Formula One remains hopelessly conservative in some realms. No wonder then to see the matt, black-and-white, camouflage-liveried RB11 cause such a stir within the paddock when it broke covers in Jerez for the 2015 opening pre-season test. It was a bold move, and a marketing masterstroke! (Sadly, this did not last long with Red Bull reverting back to a more traditional livery last week).
The initiative is not unprecedented in the sport though. Temporary liveries have been used for a long time and have always added a much-welcomed touch of colour and originality, both of which are often lacking in F1. With these beauties – or monstrosities depending on your taste – bound to remain temporary, why not take a chance and change your habits?
After all, isn’t F1 all about fleeting elegance as cars blast past in a blur?
For instance, we can rue McLaren’s decision not to hark back to the heyday of its first alliance with Honda in the late 80s. Wouldn’t it have been grand to see the new MP4-30 sport the iconic red-and-white colours from a well-known cigarette company (see above)? The livery would have been even more fitting if today’s power unit failures resulted in a gentle plume of smoke billowing out of the back of the car. Other times, other ways. Perhaps the pairing's glorious legacy is a little too heavy to bear at the moment for both Woking and Sakura.

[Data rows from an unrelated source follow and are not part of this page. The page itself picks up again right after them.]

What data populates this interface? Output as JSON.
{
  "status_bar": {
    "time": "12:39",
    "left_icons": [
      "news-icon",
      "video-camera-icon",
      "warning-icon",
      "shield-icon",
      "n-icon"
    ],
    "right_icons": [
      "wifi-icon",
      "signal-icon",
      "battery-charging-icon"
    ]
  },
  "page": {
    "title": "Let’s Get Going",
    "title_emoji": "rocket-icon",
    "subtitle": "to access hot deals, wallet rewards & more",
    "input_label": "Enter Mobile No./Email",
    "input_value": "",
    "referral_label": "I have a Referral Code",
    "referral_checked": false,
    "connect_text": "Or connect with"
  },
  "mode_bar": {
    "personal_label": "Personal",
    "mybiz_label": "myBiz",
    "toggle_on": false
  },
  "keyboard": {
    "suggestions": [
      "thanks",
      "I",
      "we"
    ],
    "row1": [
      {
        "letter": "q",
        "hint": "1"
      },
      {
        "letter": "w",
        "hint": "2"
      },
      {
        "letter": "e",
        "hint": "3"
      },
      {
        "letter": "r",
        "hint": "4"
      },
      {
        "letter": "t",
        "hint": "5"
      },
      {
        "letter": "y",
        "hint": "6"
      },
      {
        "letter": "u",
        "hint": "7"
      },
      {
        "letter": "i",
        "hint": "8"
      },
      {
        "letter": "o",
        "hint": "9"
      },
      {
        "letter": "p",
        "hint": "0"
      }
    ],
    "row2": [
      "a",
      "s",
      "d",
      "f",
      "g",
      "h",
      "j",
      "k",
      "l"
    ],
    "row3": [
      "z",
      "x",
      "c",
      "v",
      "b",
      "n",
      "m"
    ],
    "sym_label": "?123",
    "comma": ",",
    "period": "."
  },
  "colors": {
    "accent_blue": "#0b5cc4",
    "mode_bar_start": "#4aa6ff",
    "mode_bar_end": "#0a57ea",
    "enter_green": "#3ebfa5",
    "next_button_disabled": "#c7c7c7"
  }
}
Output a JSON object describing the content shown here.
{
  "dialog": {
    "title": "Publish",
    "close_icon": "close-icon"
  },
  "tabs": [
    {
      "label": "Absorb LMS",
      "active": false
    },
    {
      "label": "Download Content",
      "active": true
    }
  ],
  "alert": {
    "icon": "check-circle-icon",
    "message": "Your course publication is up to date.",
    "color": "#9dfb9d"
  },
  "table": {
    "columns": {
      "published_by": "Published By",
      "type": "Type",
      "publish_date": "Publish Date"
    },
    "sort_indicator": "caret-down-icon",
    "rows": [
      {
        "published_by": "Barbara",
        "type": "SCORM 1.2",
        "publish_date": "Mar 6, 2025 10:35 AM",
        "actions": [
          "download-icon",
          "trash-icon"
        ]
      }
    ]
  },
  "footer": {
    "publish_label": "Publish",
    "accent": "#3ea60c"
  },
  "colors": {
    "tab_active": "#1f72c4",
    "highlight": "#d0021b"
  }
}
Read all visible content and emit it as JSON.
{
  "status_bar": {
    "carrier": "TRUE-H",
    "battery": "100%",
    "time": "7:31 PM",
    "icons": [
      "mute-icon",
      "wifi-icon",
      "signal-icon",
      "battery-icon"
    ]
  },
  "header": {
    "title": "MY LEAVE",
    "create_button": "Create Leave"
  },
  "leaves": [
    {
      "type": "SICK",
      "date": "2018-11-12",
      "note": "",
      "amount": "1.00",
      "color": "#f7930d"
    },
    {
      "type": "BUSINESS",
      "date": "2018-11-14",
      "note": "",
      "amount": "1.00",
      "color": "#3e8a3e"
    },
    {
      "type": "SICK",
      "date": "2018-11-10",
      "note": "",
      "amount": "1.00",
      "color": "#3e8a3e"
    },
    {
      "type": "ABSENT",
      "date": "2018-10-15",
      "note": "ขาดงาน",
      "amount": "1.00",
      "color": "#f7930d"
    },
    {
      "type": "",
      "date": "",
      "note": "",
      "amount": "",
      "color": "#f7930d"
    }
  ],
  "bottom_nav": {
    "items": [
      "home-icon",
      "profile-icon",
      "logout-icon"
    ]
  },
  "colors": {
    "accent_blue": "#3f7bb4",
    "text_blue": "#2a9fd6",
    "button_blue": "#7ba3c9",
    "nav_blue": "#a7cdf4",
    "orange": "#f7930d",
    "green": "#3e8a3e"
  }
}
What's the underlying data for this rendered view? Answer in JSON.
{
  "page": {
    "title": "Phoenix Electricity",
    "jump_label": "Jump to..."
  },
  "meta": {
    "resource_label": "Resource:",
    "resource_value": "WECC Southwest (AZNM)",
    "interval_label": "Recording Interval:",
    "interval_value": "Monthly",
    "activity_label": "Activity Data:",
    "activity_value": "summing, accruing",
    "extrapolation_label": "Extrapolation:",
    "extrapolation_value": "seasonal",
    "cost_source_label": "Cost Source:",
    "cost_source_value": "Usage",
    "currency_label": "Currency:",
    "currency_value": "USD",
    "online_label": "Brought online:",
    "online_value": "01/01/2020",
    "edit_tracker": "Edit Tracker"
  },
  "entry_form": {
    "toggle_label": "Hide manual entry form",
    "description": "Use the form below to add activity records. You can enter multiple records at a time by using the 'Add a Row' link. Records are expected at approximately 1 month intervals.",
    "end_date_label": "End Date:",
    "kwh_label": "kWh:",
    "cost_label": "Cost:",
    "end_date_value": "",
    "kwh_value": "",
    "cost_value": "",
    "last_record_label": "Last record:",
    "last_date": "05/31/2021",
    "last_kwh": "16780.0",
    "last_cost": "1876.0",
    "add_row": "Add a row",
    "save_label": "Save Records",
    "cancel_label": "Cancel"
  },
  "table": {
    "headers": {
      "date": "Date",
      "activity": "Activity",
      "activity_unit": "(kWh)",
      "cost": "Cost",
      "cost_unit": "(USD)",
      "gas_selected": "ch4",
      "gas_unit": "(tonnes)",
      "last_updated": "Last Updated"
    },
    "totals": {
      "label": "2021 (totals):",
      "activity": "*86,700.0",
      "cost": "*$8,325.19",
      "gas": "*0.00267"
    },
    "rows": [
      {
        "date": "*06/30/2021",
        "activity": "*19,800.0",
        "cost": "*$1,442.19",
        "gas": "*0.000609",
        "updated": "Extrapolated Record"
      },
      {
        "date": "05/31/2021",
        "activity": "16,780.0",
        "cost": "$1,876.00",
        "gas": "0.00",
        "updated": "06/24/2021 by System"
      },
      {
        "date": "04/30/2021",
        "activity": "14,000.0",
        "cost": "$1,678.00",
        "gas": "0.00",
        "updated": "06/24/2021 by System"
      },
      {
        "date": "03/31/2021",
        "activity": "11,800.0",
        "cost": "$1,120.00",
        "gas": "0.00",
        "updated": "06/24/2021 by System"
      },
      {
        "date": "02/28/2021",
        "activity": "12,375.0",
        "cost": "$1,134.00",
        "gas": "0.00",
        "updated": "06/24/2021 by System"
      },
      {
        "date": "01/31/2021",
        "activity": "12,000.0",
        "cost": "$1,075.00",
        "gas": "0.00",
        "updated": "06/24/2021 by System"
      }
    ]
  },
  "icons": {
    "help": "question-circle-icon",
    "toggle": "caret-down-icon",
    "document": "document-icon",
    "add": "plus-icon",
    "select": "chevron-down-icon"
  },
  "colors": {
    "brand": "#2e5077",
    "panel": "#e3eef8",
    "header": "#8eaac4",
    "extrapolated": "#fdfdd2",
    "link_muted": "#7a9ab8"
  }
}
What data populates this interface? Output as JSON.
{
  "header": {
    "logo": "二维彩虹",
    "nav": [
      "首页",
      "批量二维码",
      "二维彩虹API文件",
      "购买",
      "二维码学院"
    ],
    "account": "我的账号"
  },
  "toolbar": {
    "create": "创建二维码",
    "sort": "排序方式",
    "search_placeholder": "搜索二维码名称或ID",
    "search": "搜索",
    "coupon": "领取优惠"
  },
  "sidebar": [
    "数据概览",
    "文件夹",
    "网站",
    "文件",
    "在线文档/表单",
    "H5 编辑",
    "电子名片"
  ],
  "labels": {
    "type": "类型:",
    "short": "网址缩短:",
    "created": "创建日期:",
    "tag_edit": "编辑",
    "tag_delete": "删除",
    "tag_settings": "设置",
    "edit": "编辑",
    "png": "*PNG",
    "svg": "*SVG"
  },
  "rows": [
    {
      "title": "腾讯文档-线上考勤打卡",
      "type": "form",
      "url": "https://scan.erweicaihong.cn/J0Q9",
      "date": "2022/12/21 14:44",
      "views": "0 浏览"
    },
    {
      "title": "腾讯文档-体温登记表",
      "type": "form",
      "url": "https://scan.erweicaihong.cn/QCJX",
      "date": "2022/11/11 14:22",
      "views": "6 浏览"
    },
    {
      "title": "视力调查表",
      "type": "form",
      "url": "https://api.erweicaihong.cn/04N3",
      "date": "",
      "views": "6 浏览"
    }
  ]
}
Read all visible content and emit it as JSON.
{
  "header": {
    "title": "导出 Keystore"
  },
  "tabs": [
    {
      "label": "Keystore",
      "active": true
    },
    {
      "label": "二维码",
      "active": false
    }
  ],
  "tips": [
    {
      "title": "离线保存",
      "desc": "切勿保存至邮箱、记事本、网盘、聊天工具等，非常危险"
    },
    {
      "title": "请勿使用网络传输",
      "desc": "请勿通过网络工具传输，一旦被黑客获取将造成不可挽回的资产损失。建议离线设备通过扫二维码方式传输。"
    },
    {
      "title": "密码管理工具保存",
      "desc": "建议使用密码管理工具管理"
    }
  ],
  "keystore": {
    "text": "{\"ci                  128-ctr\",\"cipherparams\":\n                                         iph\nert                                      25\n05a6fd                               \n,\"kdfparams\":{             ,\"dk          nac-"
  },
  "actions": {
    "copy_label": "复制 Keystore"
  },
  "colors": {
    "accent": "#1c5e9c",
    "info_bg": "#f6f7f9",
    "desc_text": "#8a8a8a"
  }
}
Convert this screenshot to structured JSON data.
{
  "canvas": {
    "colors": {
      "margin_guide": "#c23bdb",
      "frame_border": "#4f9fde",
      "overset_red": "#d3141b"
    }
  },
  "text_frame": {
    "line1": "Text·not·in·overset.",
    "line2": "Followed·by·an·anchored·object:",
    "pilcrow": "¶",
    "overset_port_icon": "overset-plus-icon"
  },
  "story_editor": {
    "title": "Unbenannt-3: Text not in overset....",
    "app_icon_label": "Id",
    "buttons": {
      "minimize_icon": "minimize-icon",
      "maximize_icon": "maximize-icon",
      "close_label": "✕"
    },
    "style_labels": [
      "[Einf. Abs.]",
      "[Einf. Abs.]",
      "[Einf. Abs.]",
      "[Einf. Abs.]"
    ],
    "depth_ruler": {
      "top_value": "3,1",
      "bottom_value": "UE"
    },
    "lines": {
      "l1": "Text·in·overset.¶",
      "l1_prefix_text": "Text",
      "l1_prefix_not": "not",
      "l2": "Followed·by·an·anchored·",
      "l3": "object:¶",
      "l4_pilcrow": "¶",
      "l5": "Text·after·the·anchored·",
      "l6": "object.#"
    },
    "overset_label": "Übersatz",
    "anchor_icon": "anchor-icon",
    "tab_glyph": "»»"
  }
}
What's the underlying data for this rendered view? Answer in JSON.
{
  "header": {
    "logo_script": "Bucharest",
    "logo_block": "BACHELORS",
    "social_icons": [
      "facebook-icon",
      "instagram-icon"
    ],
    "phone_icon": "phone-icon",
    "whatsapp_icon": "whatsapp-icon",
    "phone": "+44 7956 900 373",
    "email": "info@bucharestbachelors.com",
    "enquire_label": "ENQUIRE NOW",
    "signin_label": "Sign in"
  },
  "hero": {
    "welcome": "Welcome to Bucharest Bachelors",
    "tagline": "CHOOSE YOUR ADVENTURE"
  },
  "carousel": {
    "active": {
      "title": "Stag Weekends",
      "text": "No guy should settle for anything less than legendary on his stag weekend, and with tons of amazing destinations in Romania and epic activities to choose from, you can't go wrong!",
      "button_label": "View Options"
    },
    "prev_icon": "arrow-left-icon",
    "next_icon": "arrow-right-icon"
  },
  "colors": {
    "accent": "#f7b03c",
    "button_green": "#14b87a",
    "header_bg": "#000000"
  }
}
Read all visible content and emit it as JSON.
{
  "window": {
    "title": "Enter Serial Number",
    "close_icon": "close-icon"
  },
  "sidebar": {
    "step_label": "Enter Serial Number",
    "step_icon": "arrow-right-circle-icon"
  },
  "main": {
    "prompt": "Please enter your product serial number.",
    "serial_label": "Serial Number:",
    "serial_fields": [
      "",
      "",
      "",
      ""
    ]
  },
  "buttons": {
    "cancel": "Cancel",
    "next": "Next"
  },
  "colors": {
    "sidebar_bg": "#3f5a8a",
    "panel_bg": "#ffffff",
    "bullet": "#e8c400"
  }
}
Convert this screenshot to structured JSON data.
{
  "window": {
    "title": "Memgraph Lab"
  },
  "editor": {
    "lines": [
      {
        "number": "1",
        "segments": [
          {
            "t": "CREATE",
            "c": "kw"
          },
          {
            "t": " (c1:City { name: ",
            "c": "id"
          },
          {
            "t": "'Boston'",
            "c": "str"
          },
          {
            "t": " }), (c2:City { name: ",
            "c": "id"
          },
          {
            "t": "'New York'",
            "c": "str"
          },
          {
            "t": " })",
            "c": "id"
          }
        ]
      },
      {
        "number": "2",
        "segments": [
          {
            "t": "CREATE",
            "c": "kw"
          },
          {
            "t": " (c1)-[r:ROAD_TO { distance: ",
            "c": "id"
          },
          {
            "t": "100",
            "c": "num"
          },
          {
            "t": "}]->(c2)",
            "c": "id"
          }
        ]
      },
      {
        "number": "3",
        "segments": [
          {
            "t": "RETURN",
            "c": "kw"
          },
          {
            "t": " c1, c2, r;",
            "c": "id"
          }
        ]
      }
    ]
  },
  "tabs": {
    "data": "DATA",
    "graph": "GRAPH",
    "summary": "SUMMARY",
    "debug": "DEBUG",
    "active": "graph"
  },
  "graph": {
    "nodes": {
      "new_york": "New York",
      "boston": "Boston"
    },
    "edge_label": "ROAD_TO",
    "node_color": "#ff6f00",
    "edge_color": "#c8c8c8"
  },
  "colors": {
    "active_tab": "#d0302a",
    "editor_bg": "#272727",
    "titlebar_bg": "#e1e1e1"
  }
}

As you will see in the following pictures, many teams have indulged in provisional paint designs. What could be more normal? After all, isn’t F1 all about fleeting elegance as cars blast past in a blur? It's a little like a stylish feminine figure one briefly spots in the morning and which remains imbedded in our memory for the rest of the day, precisely because we know we will never get a chance to see it again.